• **YOUR INSTRUCTIONS**:
An exact copy of the entries below is the expected answer.

PROVIDED INFORMATION Start Marker

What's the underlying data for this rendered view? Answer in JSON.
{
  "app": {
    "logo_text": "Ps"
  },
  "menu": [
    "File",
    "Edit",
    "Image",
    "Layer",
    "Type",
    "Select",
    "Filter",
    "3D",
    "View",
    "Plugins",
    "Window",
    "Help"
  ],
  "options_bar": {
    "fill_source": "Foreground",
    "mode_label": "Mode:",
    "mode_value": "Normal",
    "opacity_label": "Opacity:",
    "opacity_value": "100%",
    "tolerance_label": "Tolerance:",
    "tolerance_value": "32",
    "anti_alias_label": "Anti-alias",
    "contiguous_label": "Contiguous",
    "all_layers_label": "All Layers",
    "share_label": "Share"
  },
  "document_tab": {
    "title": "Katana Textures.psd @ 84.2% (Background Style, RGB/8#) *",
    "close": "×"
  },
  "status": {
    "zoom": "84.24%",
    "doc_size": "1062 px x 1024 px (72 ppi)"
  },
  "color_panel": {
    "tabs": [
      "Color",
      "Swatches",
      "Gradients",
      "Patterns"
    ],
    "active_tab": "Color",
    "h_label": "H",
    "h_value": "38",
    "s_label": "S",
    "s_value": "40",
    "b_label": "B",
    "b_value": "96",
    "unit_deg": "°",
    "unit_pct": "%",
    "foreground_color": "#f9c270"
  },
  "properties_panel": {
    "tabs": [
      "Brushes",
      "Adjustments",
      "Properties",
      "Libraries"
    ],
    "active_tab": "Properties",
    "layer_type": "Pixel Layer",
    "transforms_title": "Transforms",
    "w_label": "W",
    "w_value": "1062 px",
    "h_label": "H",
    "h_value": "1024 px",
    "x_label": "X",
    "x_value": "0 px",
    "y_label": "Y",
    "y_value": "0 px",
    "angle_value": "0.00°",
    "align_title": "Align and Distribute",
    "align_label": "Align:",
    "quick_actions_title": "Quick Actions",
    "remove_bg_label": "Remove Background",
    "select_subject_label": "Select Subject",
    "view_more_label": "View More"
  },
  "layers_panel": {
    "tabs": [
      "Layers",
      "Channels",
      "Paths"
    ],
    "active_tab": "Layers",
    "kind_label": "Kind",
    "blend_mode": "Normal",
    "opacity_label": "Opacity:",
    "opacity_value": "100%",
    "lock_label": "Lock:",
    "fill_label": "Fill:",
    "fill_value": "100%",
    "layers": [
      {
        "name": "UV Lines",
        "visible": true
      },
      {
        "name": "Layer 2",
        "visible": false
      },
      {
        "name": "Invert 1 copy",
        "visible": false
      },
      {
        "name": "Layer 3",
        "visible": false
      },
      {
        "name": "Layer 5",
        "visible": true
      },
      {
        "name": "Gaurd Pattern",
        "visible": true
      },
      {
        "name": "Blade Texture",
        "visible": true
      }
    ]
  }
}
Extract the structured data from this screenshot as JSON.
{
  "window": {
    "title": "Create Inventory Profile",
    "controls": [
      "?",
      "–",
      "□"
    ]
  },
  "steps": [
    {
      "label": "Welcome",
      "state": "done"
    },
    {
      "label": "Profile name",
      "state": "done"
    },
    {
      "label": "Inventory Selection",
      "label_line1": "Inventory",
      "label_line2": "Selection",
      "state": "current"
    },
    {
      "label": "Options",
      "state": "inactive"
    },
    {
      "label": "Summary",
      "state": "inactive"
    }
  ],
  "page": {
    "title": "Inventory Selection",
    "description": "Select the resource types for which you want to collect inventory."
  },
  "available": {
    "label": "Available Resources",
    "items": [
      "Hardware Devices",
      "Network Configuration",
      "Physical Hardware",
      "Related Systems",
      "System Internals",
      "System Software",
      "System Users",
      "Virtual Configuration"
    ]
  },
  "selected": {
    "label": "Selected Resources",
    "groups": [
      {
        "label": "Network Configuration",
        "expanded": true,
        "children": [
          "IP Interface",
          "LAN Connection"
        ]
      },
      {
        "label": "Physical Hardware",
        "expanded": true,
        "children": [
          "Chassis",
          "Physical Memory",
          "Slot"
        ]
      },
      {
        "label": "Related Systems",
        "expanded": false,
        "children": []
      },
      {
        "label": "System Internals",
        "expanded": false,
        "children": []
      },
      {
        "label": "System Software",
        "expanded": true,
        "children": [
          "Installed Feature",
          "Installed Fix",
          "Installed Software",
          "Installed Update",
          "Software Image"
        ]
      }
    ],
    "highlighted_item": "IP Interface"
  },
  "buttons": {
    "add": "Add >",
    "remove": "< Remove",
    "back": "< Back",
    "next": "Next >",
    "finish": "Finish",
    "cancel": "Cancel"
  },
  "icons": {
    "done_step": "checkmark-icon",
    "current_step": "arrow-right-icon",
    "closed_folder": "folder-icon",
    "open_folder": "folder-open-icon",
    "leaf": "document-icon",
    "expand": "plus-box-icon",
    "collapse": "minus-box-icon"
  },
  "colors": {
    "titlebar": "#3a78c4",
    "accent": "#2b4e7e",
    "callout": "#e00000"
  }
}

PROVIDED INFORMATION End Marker

• **SOLUTION TO THE PROBLEM**:
What's the underlying data for this rendered view? Answer in JSON.
{
  "app": {
    "logo_text": "Ps"
  },
  "menu": [
    "File",
    "Edit",
    "Image",
    "Layer",
    "Type",
    "Select",
    "Filter",
    "3D",
    "View",
    "Plugins",
    "Window",
    "Help"
  ],
  "options_bar": {
    "fill_source": "Foreground",
    "mode_label": "Mode:",
    "mode_value": "Normal",
    "opacity_label": "Opacity:",
    "opacity_value": "100%",
    "tolerance_label": "Tolerance:",
    "tolerance_value": "32",
    "anti_alias_label": "Anti-alias",
    "contiguous_label": "Contiguous",
    "all_layers_label": "All Layers",
    "share_label": "Share"
  },
  "document_tab": {
    "title": "Katana Textures.psd @ 84.2% (Background Style, RGB/8#) *",
    "close": "×"
  },
  "status": {
    "zoom": "84.24%",
    "doc_size": "1062 px x 1024 px (72 ppi)"
  },
  "color_panel": {
    "tabs": [
      "Color",
      "Swatches",
      "Gradients",
      "Patterns"
    ],
    "active_tab": "Color",
    "h_label": "H",
    "h_value": "38",
    "s_label": "S",
    "s_value": "40",
    "b_label": "B",
    "b_value": "96",
    "unit_deg": "°",
    "unit_pct": "%",
    "foreground_color": "#f9c270"
  },
  "properties_panel": {
    "tabs": [
      "Brushes",
      "Adjustments",
      "Properties",
      "Libraries"
    ],
    "active_tab": "Properties",
    "layer_type": "Pixel Layer",
    "transforms_title": "Transforms",
    "w_label": "W",
    "w_value": "1062 px",
    "h_label": "H",
    "h_value": "1024 px",
    "x_label": "X",
    "x_value": "0 px",
    "y_label": "Y",
    "y_value": "0 px",
    "angle_value": "0.00°",
    "align_title": "Align and Distribute",
    "align_label": "Align:",
    "quick_actions_title": "Quick Actions",
    "remove_bg_label": "Remove Background",
    "select_subject_label": "Select Subject",
    "view_more_label": "View More"
  },
  "layers_panel": {
    "tabs": [
      "Layers",
      "Channels",
      "Paths"
    ],
    "active_tab": "Layers",
    "kind_label": "Kind",
    "blend_mode": "Normal",
    "opacity_label": "Opacity:",
    "opacity_value": "100%",
    "lock_label": "Lock:",
    "fill_label": "Fill:",
    "fill_value": "100%",
    "layers": [
      {
        "name": "UV Lines",
        "visible": true
      },
      {
        "name": "Layer 2",
        "visible": false
      },
      {
        "name": "Invert 1 copy",
        "visible": false
      },
      {
        "name": "Layer 3",
        "visible": false
      },
      {
        "name": "Layer 5",
        "visible": true
      },
      {
        "name": "Gaurd Pattern",
        "visible": true
      },
      {
        "name": "Blade Texture",
        "visible": true
      }
    ]
  }
}
Extract the structured data from this screenshot as JSON.
{
  "window": {
    "title": "Create Inventory Profile",
    "controls": [
      "?",
      "–",
      "□"
    ]
  },
  "steps": [
    {
      "label": "Welcome",
      "state": "done"
    },
    {
      "label": "Profile name",
      "state": "done"
    },
    {
      "label": "Inventory Selection",
      "label_line1": "Inventory",
      "label_line2": "Selection",
      "state": "current"
    },
    {
      "label": "Options",
      "state": "inactive"
    },
    {
      "label": "Summary",
      "state": "inactive"
    }
  ],
  "page": {
    "title": "Inventory Selection",
    "description": "Select the resource types for which you want to collect inventory."
  },
  "available": {
    "label": "Available Resources",
    "items": [
      "Hardware Devices",
      "Network Configuration",
      "Physical Hardware",
      "Related Systems",
      "System Internals",
      "System Software",
      "System Users",
      "Virtual Configuration"
    ]
  },
  "selected": {
    "label": "Selected Resources",
    "groups": [
      {
        "label": "Network Configuration",
        "expanded": true,
        "children": [
          "IP Interface",
          "LAN Connection"
        ]
      },
      {
        "label": "Physical Hardware",
        "expanded": true,
        "children": [
          "Chassis",
          "Physical Memory",
          "Slot"
        ]
      },
      {
        "label": "Related Systems",
        "expanded": false,
        "children": []
      },
      {
        "label": "System Internals",
        "expanded": false,
        "children": []
      },
      {
        "label": "System Software",
        "expanded": true,
        "children": [
          "Installed Feature",
          "Installed Fix",
          "Installed Software",
          "Installed Update",
          "Software Image"
        ]
      }
    ],
    "highlighted_item": "IP Interface"
  },
  "buttons": {
    "add": "Add >",
    "remove": "< Remove",
    "back": "< Back",
    "next": "Next >",
    "finish": "Finish",
    "cancel": "Cancel"
  },
  "icons": {
    "done_step": "checkmark-icon",
    "current_step": "arrow-right-icon",
    "closed_folder": "folder-icon",
    "open_folder": "folder-open-icon",
    "leaf": "document-icon",
    "expand": "plus-box-icon",
    "collapse": "minus-box-icon"
  },
  "colors": {
    "titlebar": "#3a78c4",
    "accent": "#2b4e7e",
    "callout": "#e00000"
  }
}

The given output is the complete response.